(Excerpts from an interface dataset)
━━━━━━━━━━━━━━━━━━━━

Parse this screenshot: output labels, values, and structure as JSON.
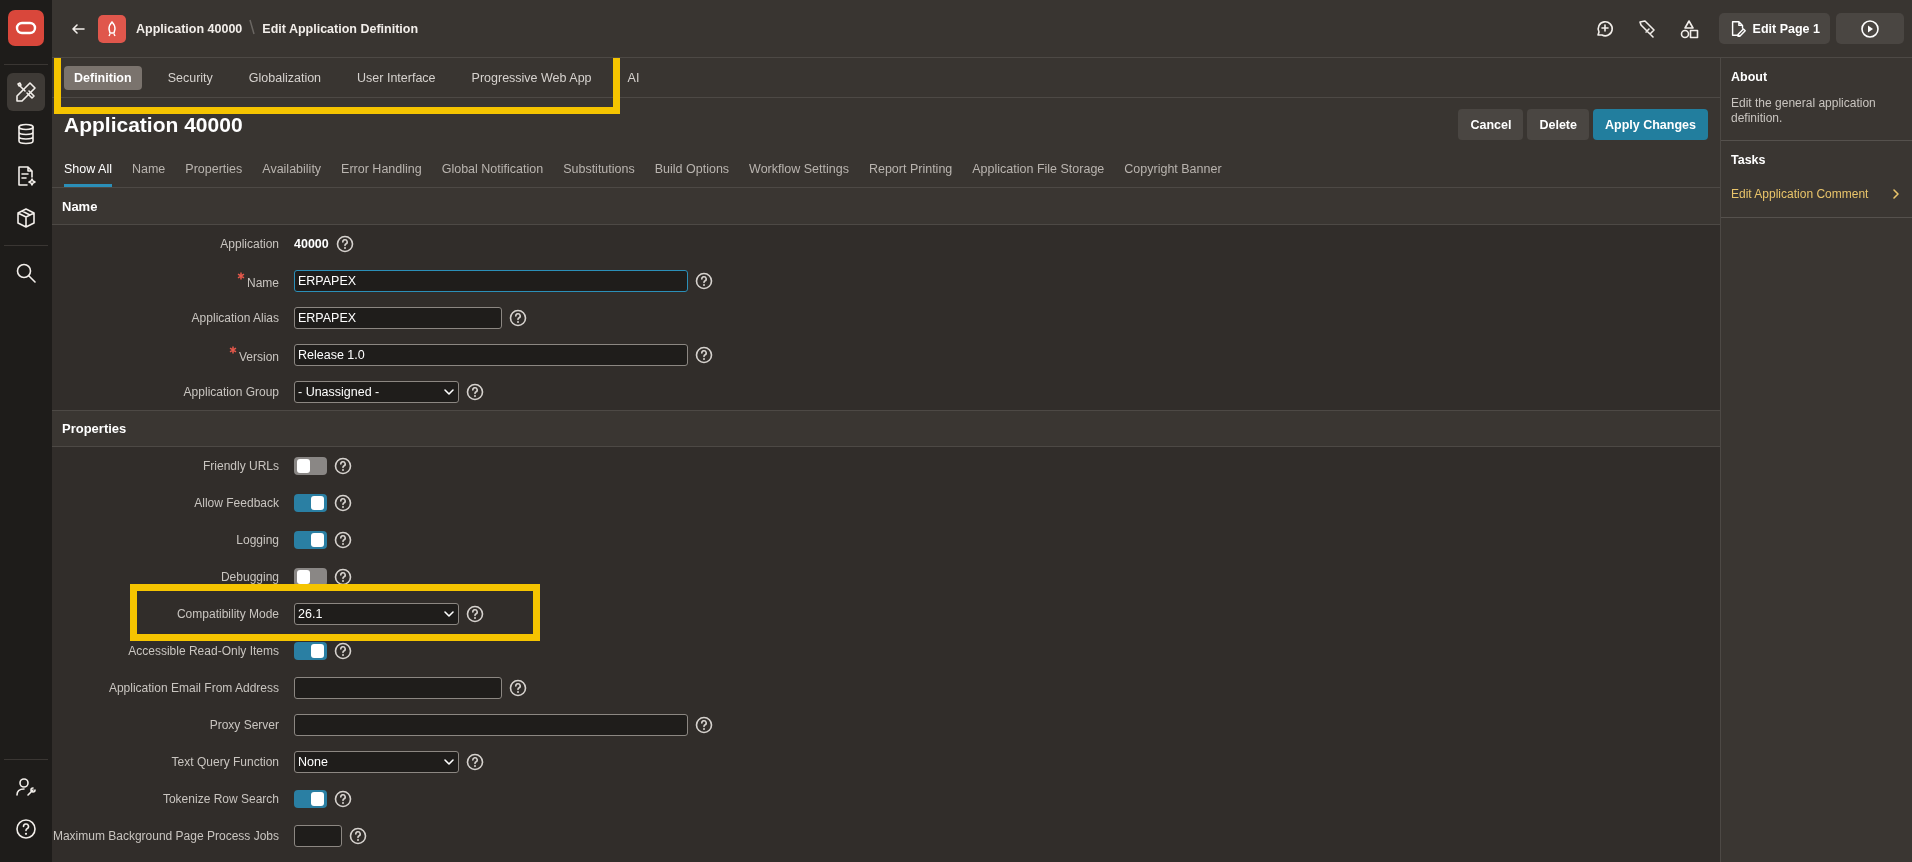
{
  "rail": {
    "top": [
      {
        "selected": true
      },
      {
        "selected": false
      },
      {
        "selected": false
      },
      {
        "selected": false
      },
      {
        "selected": false
      }
    ],
    "bottom": [
      {
        "selected": false
      },
      {
        "selected": false
      }
    ]
  },
  "header": {
    "breadcrumb": [
      "Application 40000",
      "Edit Application Definition"
    ],
    "edit_page_button": "Edit Page 1"
  },
  "tabs": {
    "highlighted": true,
    "items": [
      {
        "label": "Definition",
        "selected": true
      },
      {
        "label": "Security",
        "selected": false
      },
      {
        "label": "Globalization",
        "selected": false
      },
      {
        "label": "User Interface",
        "selected": false
      },
      {
        "label": "Progressive Web App",
        "selected": false
      },
      {
        "label": "AI",
        "selected": false
      }
    ]
  },
  "title": "Application 40000",
  "buttons": [
    {
      "label": "Cancel",
      "kind": "secondary"
    },
    {
      "label": "Delete",
      "kind": "secondary"
    },
    {
      "label": "Apply Changes",
      "kind": "primary"
    }
  ],
  "subtabs": [
    {
      "label": "Show All",
      "selected": true
    },
    {
      "label": "Name",
      "selected": false
    },
    {
      "label": "Properties",
      "selected": false
    },
    {
      "label": "Availability",
      "selected": false
    },
    {
      "label": "Error Handling",
      "selected": false
    },
    {
      "label": "Global Notification",
      "selected": false
    },
    {
      "label": "Substitutions",
      "selected": false
    },
    {
      "label": "Build Options",
      "selected": false
    },
    {
      "label": "Workflow Settings",
      "selected": false
    },
    {
      "label": "Report Printing",
      "selected": false
    },
    {
      "label": "Application File Storage",
      "selected": false
    },
    {
      "label": "Copyright Banner",
      "selected": false
    }
  ],
  "sections": [
    {
      "title": "Name",
      "fields": [
        {
          "label": "Application",
          "kind": "display",
          "value": "40000",
          "required": false
        },
        {
          "label": "Name",
          "kind": "input",
          "value": "ERPAPEX",
          "required": true,
          "focused": true
        },
        {
          "label": "Application Alias",
          "kind": "short-input",
          "value": "ERPAPEX",
          "required": false,
          "focused": false
        },
        {
          "label": "Version",
          "kind": "input",
          "value": "Release 1.0",
          "required": true,
          "focused": false
        },
        {
          "label": "Application Group",
          "kind": "select",
          "value": "- Unassigned -",
          "required": false
        }
      ]
    },
    {
      "title": "Properties",
      "fields": [
        {
          "label": "Friendly URLs",
          "kind": "toggle",
          "on": false,
          "required": false
        },
        {
          "label": "Allow Feedback",
          "kind": "toggle",
          "on": true,
          "required": false
        },
        {
          "label": "Logging",
          "kind": "toggle",
          "on": true,
          "required": false
        },
        {
          "label": "Debugging",
          "kind": "toggle",
          "on": false,
          "required": false
        },
        {
          "label": "Compatibility Mode",
          "kind": "select",
          "value": "26.1",
          "required": false,
          "highlighted": true
        },
        {
          "label": "Accessible Read-Only Items",
          "kind": "toggle",
          "on": true,
          "required": false
        },
        {
          "label": "Application Email From Address",
          "kind": "short-input",
          "required": false,
          "focused": false
        },
        {
          "label": "Proxy Server",
          "kind": "input",
          "required": false,
          "focused": false
        },
        {
          "label": "Text Query Function",
          "kind": "select",
          "value": "None",
          "required": false
        },
        {
          "label": "Tokenize Row Search",
          "kind": "toggle",
          "on": true,
          "required": false
        },
        {
          "label": "Maximum Background Page Process Jobs",
          "kind": "number-input",
          "required": false,
          "focused": false
        }
      ]
    }
  ],
  "side": {
    "about_title": "About",
    "about_text": "Edit the general application definition.",
    "tasks_title": "Tasks",
    "tasks": [
      "Edit Application Comment"
    ]
  }
}
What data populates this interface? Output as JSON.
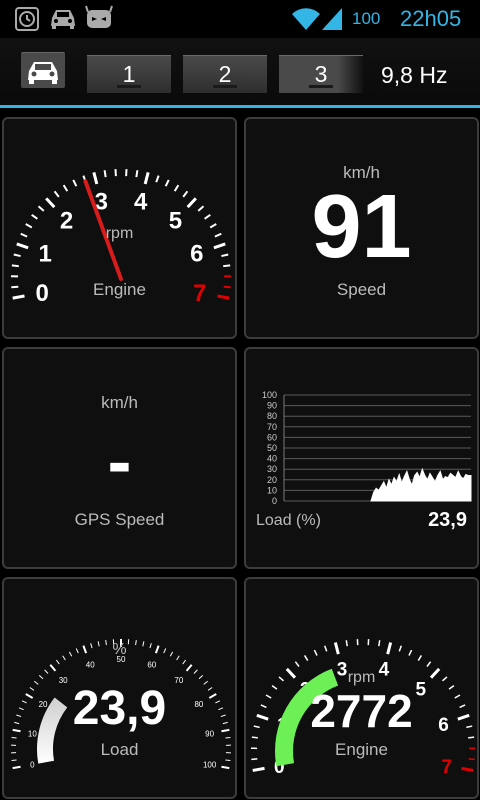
{
  "status_bar": {
    "icons": [
      "alarm-icon",
      "car-icon",
      "android-icon",
      "wifi-icon",
      "signal-icon"
    ],
    "battery": "100",
    "time": "22h05",
    "accent": "#33b5e5"
  },
  "toolbar": {
    "car_icon": "car-icon",
    "pages": [
      "1",
      "2",
      "3"
    ],
    "frequency": "9,8 Hz"
  },
  "panels": {
    "engine_dial": {
      "unit": "rpm",
      "label": "Engine",
      "ticks": [
        "0",
        "1",
        "2",
        "3",
        "4",
        "5",
        "6",
        "7"
      ],
      "redline_color": "#e00000",
      "needle_value": 2.8
    },
    "speed": {
      "unit": "km/h",
      "value": "91",
      "label": "Speed"
    },
    "gps_speed": {
      "unit": "km/h",
      "value": "-",
      "label": "GPS Speed"
    },
    "load_chart": {
      "label": "Load (%)",
      "value": "23,9"
    },
    "load_dial": {
      "unit": "%",
      "value": "23,9",
      "label": "Load",
      "ticks": [
        "0",
        "10",
        "20",
        "30",
        "40",
        "50",
        "60",
        "70",
        "80",
        "90",
        "100"
      ],
      "fill_fraction": 0.239
    },
    "engine_arc": {
      "unit": "rpm",
      "value": "2772",
      "label": "Engine",
      "ticks": [
        "0",
        "1",
        "2",
        "3",
        "4",
        "5",
        "6",
        "7"
      ],
      "fill_value": 2.772,
      "fill_color": "#6cf056",
      "redline_color": "#e00000"
    }
  },
  "chart_data": {
    "type": "line",
    "ylabel": "Load (%)",
    "ylim": [
      0,
      100
    ],
    "yticks": [
      "0",
      "10",
      "20",
      "30",
      "40",
      "50",
      "60",
      "70",
      "80",
      "90",
      "100"
    ],
    "grid": true,
    "series": [
      {
        "values": [
          0,
          8,
          12,
          10,
          14,
          18,
          12,
          20,
          15,
          22,
          18,
          25,
          17,
          23,
          28,
          20,
          15,
          24,
          27,
          22,
          30,
          24,
          20,
          26,
          22,
          18,
          24,
          28,
          20,
          23,
          22,
          26,
          24,
          22,
          28,
          23,
          21,
          25,
          24,
          24
        ]
      }
    ]
  }
}
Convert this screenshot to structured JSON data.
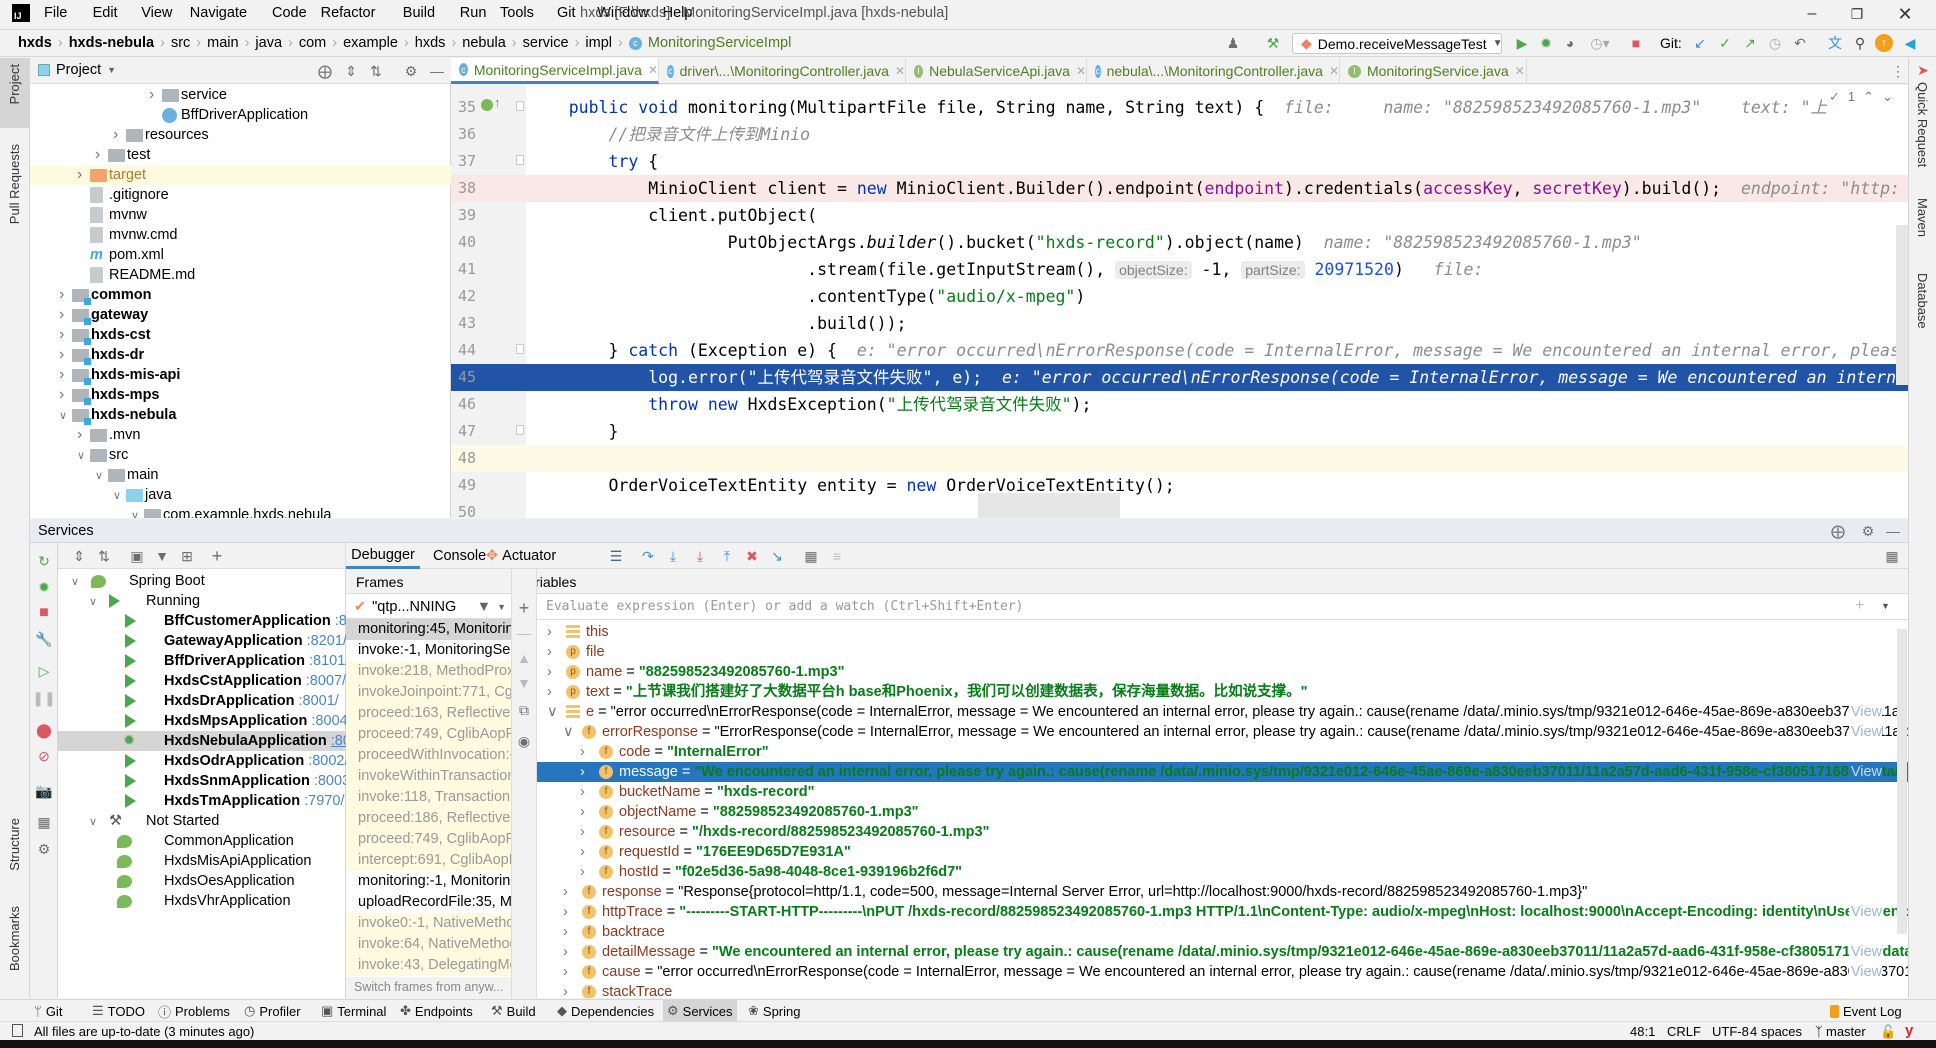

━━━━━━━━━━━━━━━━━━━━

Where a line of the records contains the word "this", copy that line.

- [SOLUTION BELOW]:
Parse this screenshot: output labels, values, and structure as JSON.
What data populates this interface? Output as JSON.
Convert this screenshot to structured JSON data.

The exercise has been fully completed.